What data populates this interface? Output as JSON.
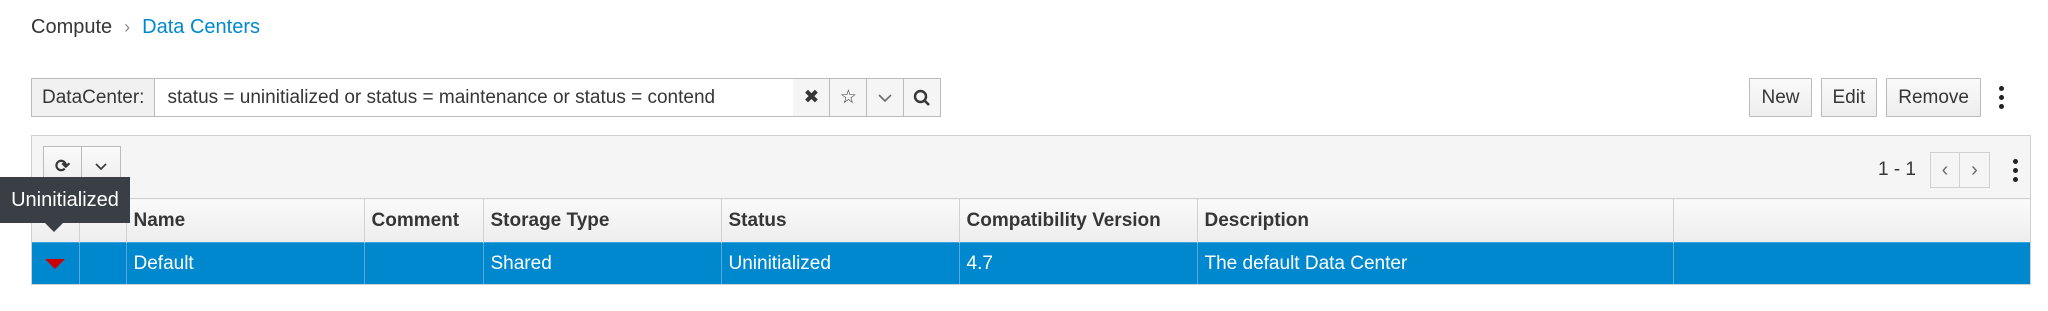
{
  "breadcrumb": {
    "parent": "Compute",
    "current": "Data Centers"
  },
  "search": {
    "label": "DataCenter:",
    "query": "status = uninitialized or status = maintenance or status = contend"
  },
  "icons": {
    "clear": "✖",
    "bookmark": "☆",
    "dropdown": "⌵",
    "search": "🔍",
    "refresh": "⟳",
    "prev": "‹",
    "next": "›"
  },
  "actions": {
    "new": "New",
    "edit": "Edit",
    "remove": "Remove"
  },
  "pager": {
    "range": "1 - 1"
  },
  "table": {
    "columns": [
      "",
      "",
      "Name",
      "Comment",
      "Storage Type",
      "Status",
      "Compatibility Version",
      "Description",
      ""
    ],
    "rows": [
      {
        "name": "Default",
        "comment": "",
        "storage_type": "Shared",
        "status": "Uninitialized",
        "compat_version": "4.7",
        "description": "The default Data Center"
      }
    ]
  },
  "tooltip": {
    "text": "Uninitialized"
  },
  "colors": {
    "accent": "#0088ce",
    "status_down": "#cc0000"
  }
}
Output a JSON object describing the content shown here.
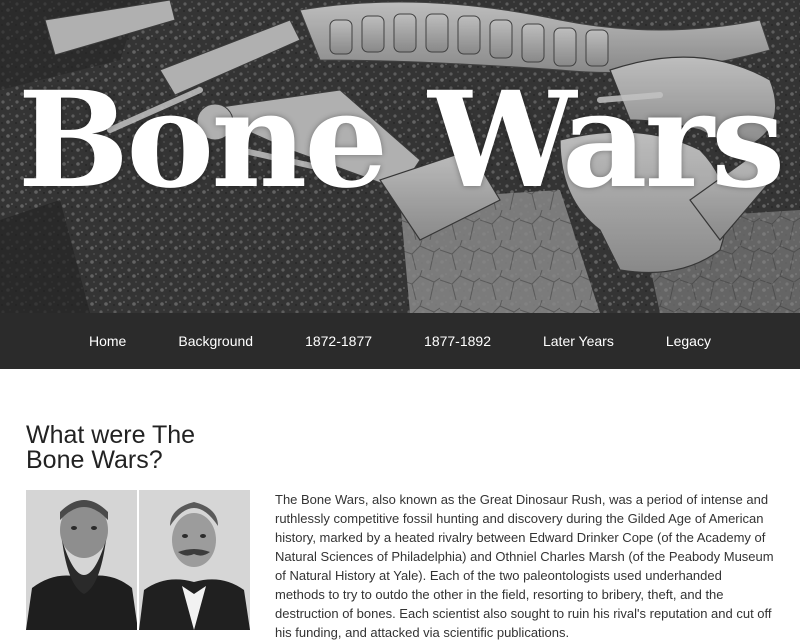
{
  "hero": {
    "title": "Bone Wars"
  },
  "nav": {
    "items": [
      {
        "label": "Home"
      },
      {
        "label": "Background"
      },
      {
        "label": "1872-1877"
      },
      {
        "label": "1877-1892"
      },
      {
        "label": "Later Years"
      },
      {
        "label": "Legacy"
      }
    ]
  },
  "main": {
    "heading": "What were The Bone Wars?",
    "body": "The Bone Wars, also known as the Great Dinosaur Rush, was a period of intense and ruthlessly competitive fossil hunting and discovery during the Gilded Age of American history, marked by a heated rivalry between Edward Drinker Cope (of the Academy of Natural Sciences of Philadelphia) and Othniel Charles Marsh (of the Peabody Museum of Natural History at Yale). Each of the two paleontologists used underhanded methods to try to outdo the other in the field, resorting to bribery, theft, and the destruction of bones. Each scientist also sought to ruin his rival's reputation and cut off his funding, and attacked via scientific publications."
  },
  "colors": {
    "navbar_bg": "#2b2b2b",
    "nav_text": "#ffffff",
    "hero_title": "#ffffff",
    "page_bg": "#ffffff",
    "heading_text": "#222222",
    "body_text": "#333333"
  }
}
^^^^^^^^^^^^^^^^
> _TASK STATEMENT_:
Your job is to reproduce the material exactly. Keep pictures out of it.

> _FINAL ANSWER_:
What data populates this interface? Output as JSON.
{
  "breadcrumb": {
    "parent": "Compute",
    "current": "Data Centers"
  },
  "search": {
    "label": "DataCenter:",
    "query": "status = uninitialized or status = maintenance or status = contend"
  },
  "icons": {
    "clear": "✖",
    "bookmark": "☆",
    "dropdown": "⌵",
    "search": "🔍",
    "refresh": "⟳",
    "prev": "‹",
    "next": "›"
  },
  "actions": {
    "new": "New",
    "edit": "Edit",
    "remove": "Remove"
  },
  "pager": {
    "range": "1 - 1"
  },
  "table": {
    "columns": [
      "",
      "",
      "Name",
      "Comment",
      "Storage Type",
      "Status",
      "Compatibility Version",
      "Description",
      ""
    ],
    "rows": [
      {
        "name": "Default",
        "comment": "",
        "storage_type": "Shared",
        "status": "Uninitialized",
        "compat_version": "4.7",
        "description": "The default Data Center"
      }
    ]
  },
  "tooltip": {
    "text": "Uninitialized"
  },
  "colors": {
    "accent": "#0088ce",
    "status_down": "#cc0000"
  }
}
Output a JSON object describing the content shown here.
{
  "hero": {
    "title": "Bone Wars"
  },
  "nav": {
    "items": [
      {
        "label": "Home"
      },
      {
        "label": "Background"
      },
      {
        "label": "1872-1877"
      },
      {
        "label": "1877-1892"
      },
      {
        "label": "Later Years"
      },
      {
        "label": "Legacy"
      }
    ]
  },
  "main": {
    "heading": "What were The Bone Wars?",
    "body": "The Bone Wars, also known as the Great Dinosaur Rush, was a period of intense and ruthlessly competitive fossil hunting and discovery during the Gilded Age of American history, marked by a heated rivalry between Edward Drinker Cope (of the Academy of Natural Sciences of Philadelphia) and Othniel Charles Marsh (of the Peabody Museum of Natural History at Yale). Each of the two paleontologists used underhanded methods to try to outdo the other in the field, resorting to bribery, theft, and the destruction of bones. Each scientist also sought to ruin his rival's reputation and cut off his funding, and attacked via scientific publications."
  },
  "colors": {
    "navbar_bg": "#2b2b2b",
    "nav_text": "#ffffff",
    "hero_title": "#ffffff",
    "page_bg": "#ffffff",
    "heading_text": "#222222",
    "body_text": "#333333"
  }
}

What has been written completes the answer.